Approximately US$360 million in commitments has been made including US$350m announced at the Paris Peace Forum by the European Commission, France, Spain, and The Bill & Melinda Gates Foundation, as well as an earlier pledge of US$10 million made by the Republic of Korea. This means that over US$ 2 billion has been raised for the Gavi COVAX AMC so far, thanks to contributions from other sovereign donors, the private sector, and philanthropic sources.
There are eight countries in Africa that have agreed to self-finance their vaccine doses through the COVAX Facility.
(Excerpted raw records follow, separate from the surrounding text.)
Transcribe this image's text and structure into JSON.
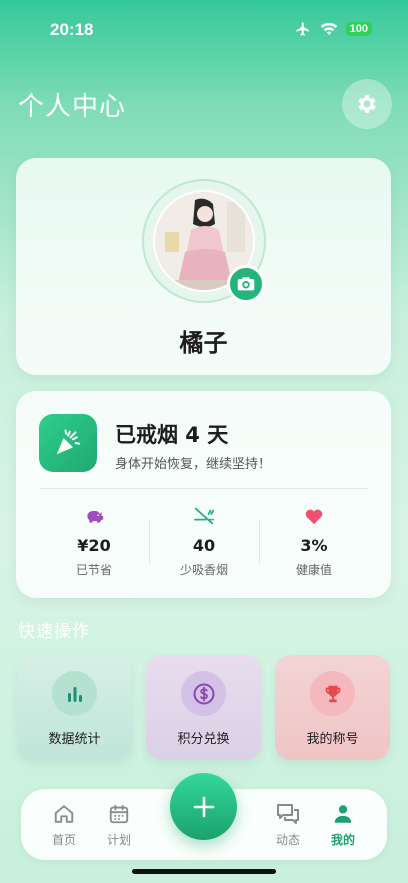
{
  "status_bar": {
    "time": "20:18",
    "battery": "100"
  },
  "header": {
    "title": "个人中心"
  },
  "profile": {
    "name": "橘子"
  },
  "quit_card": {
    "title": "已戒烟 4 天",
    "subtitle": "身体开始恢复，继续坚持！",
    "stats": [
      {
        "value": "¥20",
        "label": "已节省",
        "icon": "piggy-bank-icon",
        "color": "#a04cc0"
      },
      {
        "value": "40",
        "label": "少吸香烟",
        "icon": "no-smoking-icon",
        "color": "#27b27a"
      },
      {
        "value": "3%",
        "label": "健康值",
        "icon": "heart-icon",
        "color": "#f0506e"
      }
    ]
  },
  "quick_actions": {
    "title": "快速操作",
    "items": [
      {
        "label": "数据统计",
        "icon": "bar-chart-icon"
      },
      {
        "label": "积分兑换",
        "icon": "dollar-coin-icon"
      },
      {
        "label": "我的称号",
        "icon": "trophy-icon"
      }
    ]
  },
  "tab_bar": {
    "items": [
      {
        "label": "首页",
        "icon": "home-icon"
      },
      {
        "label": "计划",
        "icon": "calendar-icon"
      },
      {
        "label": "动态",
        "icon": "chat-icon"
      },
      {
        "label": "我的",
        "icon": "person-icon"
      }
    ],
    "active": "我的"
  },
  "colors": {
    "accent": "#1fa86f",
    "brand_green": "#2fcf8e"
  }
}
To vaccinate 60% of its population (the estimated minimum requirement for herd immunity), Africa will need about 1.5 billion doses of vaccine with a population is 1.2 billion, and most vaccine candidates require two doses.
The cost of the vaccine and of building systems and structures required for delivery is estimated at between $7 billion and $10 billion, according to Africa CDC. For comparison, the 2020 US PEPFAR budget was $6.9 billion.